● What to do: Return the data exactly, apart from leaving out the pictures.
(Beginning of Excerpted data)
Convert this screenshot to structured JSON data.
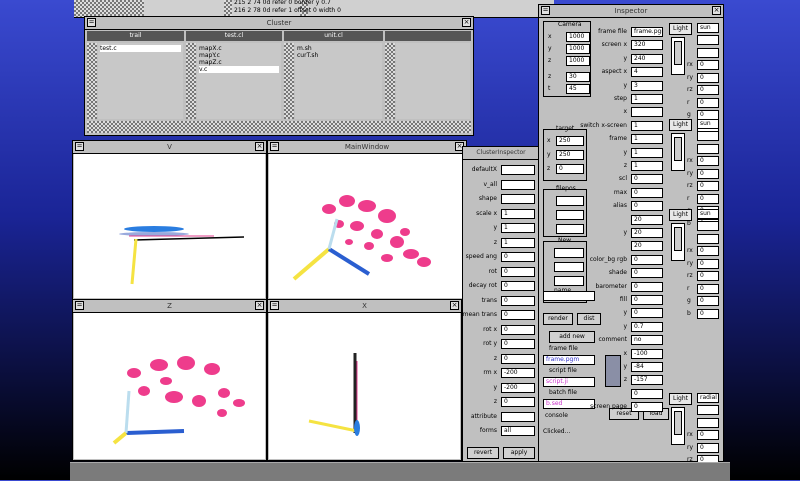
{
  "taskbar": {
    "items": [
      "",
      "",
      "",
      "",
      ""
    ]
  },
  "code_window": {
    "lines": [
      "215  2  74  0d    refer 0   border y 0.7",
      "216  2  78  0d    refer 1   offset 0 width 0"
    ]
  },
  "cluster": {
    "title": "Cluster",
    "columns": [
      {
        "header": "trail",
        "items": [
          "test.c"
        ]
      },
      {
        "header": "test.cl",
        "items": [
          "mapX.c",
          "mapY.c",
          "mapZ.c",
          "v.c"
        ]
      },
      {
        "header": "unit.cl",
        "items": [
          "m.sh",
          "curT.sh"
        ]
      },
      {
        "header": "",
        "items": []
      }
    ]
  },
  "views": {
    "v": {
      "title": "V"
    },
    "main": {
      "title": "MainWindow"
    },
    "z": {
      "title": "Z"
    },
    "x": {
      "title": "X"
    }
  },
  "cluster_inspector": {
    "title": "ClusterInspector",
    "fields": [
      {
        "label": "defaultX",
        "value": ""
      },
      {
        "label": "v_all",
        "value": ""
      },
      {
        "label": "shape",
        "value": ""
      },
      {
        "label": "scale x",
        "value": "1"
      },
      {
        "label": "y",
        "value": "1"
      },
      {
        "label": "z",
        "value": "1"
      },
      {
        "label": "speed ang",
        "value": "0"
      },
      {
        "label": "rot",
        "value": "0"
      },
      {
        "label": "decay rot",
        "value": "0"
      },
      {
        "label": "trans",
        "value": "0"
      },
      {
        "label": "mean trans",
        "value": "0"
      },
      {
        "label": "rot x",
        "value": "0"
      },
      {
        "label": "rot y",
        "value": "0"
      },
      {
        "label": "z",
        "value": "0"
      },
      {
        "label": "rm x",
        "value": "-200"
      },
      {
        "label": "y",
        "value": "-200"
      },
      {
        "label": "z",
        "value": "0"
      },
      {
        "label": "attribute",
        "value": ""
      },
      {
        "label": "forms",
        "value": "all"
      }
    ],
    "buttons": {
      "revert": "revert",
      "apply": "apply"
    }
  },
  "inspector": {
    "title": "Inspector",
    "camera": {
      "title": "Camera",
      "x": "1000",
      "y": "1000",
      "z": "1000",
      "zoom": "30",
      "twist": "45"
    },
    "target": {
      "title": "target",
      "x": "250",
      "y": "250",
      "z": "0"
    },
    "filepos": {
      "title": "filepos",
      "x": "",
      "y": "",
      "z": ""
    },
    "new": {
      "title": "New",
      "x": "",
      "y": "",
      "z": "",
      "name_label": "name"
    },
    "render_button": "render",
    "dist_button": "dist",
    "add_new_button": "add new",
    "frame_file": {
      "label": "frame file",
      "value": "frame.pgm"
    },
    "script_file": {
      "label": "script file",
      "value": "script.ji"
    },
    "batch_file": {
      "label": "batch file",
      "value": "b.sed"
    },
    "console_label": "console",
    "status": "Clicked...",
    "mid_fields": [
      {
        "label": "frame file",
        "value": "frame.pgm"
      },
      {
        "label": "screen x",
        "value": "320"
      },
      {
        "label": "y",
        "value": "240"
      },
      {
        "label": "aspect x",
        "value": "4"
      },
      {
        "label": "y",
        "value": "3"
      },
      {
        "label": "step",
        "value": "1"
      },
      {
        "label": "x",
        "value": ""
      },
      {
        "label": "switch x-screen",
        "value": "1"
      },
      {
        "label": "frame",
        "value": "1"
      },
      {
        "label": "y",
        "value": "1"
      },
      {
        "label": "z",
        "value": "1"
      },
      {
        "label": "scl",
        "value": "0"
      },
      {
        "label": "max",
        "value": "0"
      },
      {
        "label": "alias",
        "value": "0"
      },
      {
        "label": "",
        "value": "20"
      },
      {
        "label": "y",
        "value": "20"
      },
      {
        "label": "",
        "value": "20"
      },
      {
        "label": "color_bg rgb",
        "value": "0"
      },
      {
        "label": "shade",
        "value": "0"
      },
      {
        "label": "barometer",
        "value": "0"
      },
      {
        "label": "fill",
        "value": "0"
      },
      {
        "label": "y",
        "value": "0"
      },
      {
        "label": "y",
        "value": "0.7"
      },
      {
        "label": "comment",
        "value": "no"
      },
      {
        "label": "x",
        "value": "-100"
      },
      {
        "label": "y",
        "value": "-84"
      },
      {
        "label": "z",
        "value": "-157"
      },
      {
        "label": "",
        "value": "0"
      },
      {
        "label": "screen page",
        "value": "0"
      }
    ],
    "reset_button": "reset",
    "load_button": "load",
    "lights": [
      {
        "title": "Light",
        "mode": "sun",
        "fields": [
          "",
          "",
          "0",
          "0",
          "0",
          "0",
          "0",
          "0"
        ]
      },
      {
        "title": "Light",
        "mode": "sun",
        "fields": [
          "",
          "",
          "0",
          "0",
          "0",
          "0",
          "0",
          "0"
        ]
      },
      {
        "title": "Light",
        "mode": "sun",
        "fields": [
          "",
          "",
          "0",
          "0",
          "0",
          "0",
          "0",
          "0"
        ]
      },
      {
        "title": "Light",
        "mode": "radial",
        "fields": [
          "",
          "",
          "0",
          "0",
          "0"
        ]
      }
    ],
    "light_side_labels": [
      "",
      "",
      "rx",
      "ry",
      "rz",
      "r",
      "g",
      "b"
    ]
  }
}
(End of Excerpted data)
● Answer to the problem:
Convert this screenshot to structured JSON data.
{
  "taskbar": {
    "items": [
      "",
      "",
      "",
      "",
      ""
    ]
  },
  "code_window": {
    "lines": [
      "215  2  74  0d    refer 0   border y 0.7",
      "216  2  78  0d    refer 1   offset 0 width 0"
    ]
  },
  "cluster": {
    "title": "Cluster",
    "columns": [
      {
        "header": "trail",
        "items": [
          "test.c"
        ]
      },
      {
        "header": "test.cl",
        "items": [
          "mapX.c",
          "mapY.c",
          "mapZ.c",
          "v.c"
        ]
      },
      {
        "header": "unit.cl",
        "items": [
          "m.sh",
          "curT.sh"
        ]
      },
      {
        "header": "",
        "items": []
      }
    ]
  },
  "views": {
    "v": {
      "title": "V"
    },
    "main": {
      "title": "MainWindow"
    },
    "z": {
      "title": "Z"
    },
    "x": {
      "title": "X"
    }
  },
  "cluster_inspector": {
    "title": "ClusterInspector",
    "fields": [
      {
        "label": "defaultX",
        "value": ""
      },
      {
        "label": "v_all",
        "value": ""
      },
      {
        "label": "shape",
        "value": ""
      },
      {
        "label": "scale x",
        "value": "1"
      },
      {
        "label": "y",
        "value": "1"
      },
      {
        "label": "z",
        "value": "1"
      },
      {
        "label": "speed ang",
        "value": "0"
      },
      {
        "label": "rot",
        "value": "0"
      },
      {
        "label": "decay rot",
        "value": "0"
      },
      {
        "label": "trans",
        "value": "0"
      },
      {
        "label": "mean trans",
        "value": "0"
      },
      {
        "label": "rot x",
        "value": "0"
      },
      {
        "label": "rot y",
        "value": "0"
      },
      {
        "label": "z",
        "value": "0"
      },
      {
        "label": "rm x",
        "value": "-200"
      },
      {
        "label": "y",
        "value": "-200"
      },
      {
        "label": "z",
        "value": "0"
      },
      {
        "label": "attribute",
        "value": ""
      },
      {
        "label": "forms",
        "value": "all"
      }
    ],
    "buttons": {
      "revert": "revert",
      "apply": "apply"
    }
  },
  "inspector": {
    "title": "Inspector",
    "camera": {
      "title": "Camera",
      "x": "1000",
      "y": "1000",
      "z": "1000",
      "zoom": "30",
      "twist": "45"
    },
    "target": {
      "title": "target",
      "x": "250",
      "y": "250",
      "z": "0"
    },
    "filepos": {
      "title": "filepos",
      "x": "",
      "y": "",
      "z": ""
    },
    "new": {
      "title": "New",
      "x": "",
      "y": "",
      "z": "",
      "name_label": "name"
    },
    "render_button": "render",
    "dist_button": "dist",
    "add_new_button": "add new",
    "frame_file": {
      "label": "frame file",
      "value": "frame.pgm"
    },
    "script_file": {
      "label": "script file",
      "value": "script.ji"
    },
    "batch_file": {
      "label": "batch file",
      "value": "b.sed"
    },
    "console_label": "console",
    "status": "Clicked...",
    "mid_fields": [
      {
        "label": "frame file",
        "value": "frame.pgm"
      },
      {
        "label": "screen x",
        "value": "320"
      },
      {
        "label": "y",
        "value": "240"
      },
      {
        "label": "aspect x",
        "value": "4"
      },
      {
        "label": "y",
        "value": "3"
      },
      {
        "label": "step",
        "value": "1"
      },
      {
        "label": "x",
        "value": ""
      },
      {
        "label": "switch x-screen",
        "value": "1"
      },
      {
        "label": "frame",
        "value": "1"
      },
      {
        "label": "y",
        "value": "1"
      },
      {
        "label": "z",
        "value": "1"
      },
      {
        "label": "scl",
        "value": "0"
      },
      {
        "label": "max",
        "value": "0"
      },
      {
        "label": "alias",
        "value": "0"
      },
      {
        "label": "",
        "value": "20"
      },
      {
        "label": "y",
        "value": "20"
      },
      {
        "label": "",
        "value": "20"
      },
      {
        "label": "color_bg rgb",
        "value": "0"
      },
      {
        "label": "shade",
        "value": "0"
      },
      {
        "label": "barometer",
        "value": "0"
      },
      {
        "label": "fill",
        "value": "0"
      },
      {
        "label": "y",
        "value": "0"
      },
      {
        "label": "y",
        "value": "0.7"
      },
      {
        "label": "comment",
        "value": "no"
      },
      {
        "label": "x",
        "value": "-100"
      },
      {
        "label": "y",
        "value": "-84"
      },
      {
        "label": "z",
        "value": "-157"
      },
      {
        "label": "",
        "value": "0"
      },
      {
        "label": "screen page",
        "value": "0"
      }
    ],
    "reset_button": "reset",
    "load_button": "load",
    "lights": [
      {
        "title": "Light",
        "mode": "sun",
        "fields": [
          "",
          "",
          "0",
          "0",
          "0",
          "0",
          "0",
          "0"
        ]
      },
      {
        "title": "Light",
        "mode": "sun",
        "fields": [
          "",
          "",
          "0",
          "0",
          "0",
          "0",
          "0",
          "0"
        ]
      },
      {
        "title": "Light",
        "mode": "sun",
        "fields": [
          "",
          "",
          "0",
          "0",
          "0",
          "0",
          "0",
          "0"
        ]
      },
      {
        "title": "Light",
        "mode": "radial",
        "fields": [
          "",
          "",
          "0",
          "0",
          "0"
        ]
      }
    ],
    "light_side_labels": [
      "",
      "",
      "rx",
      "ry",
      "rz",
      "r",
      "g",
      "b"
    ]
  }
}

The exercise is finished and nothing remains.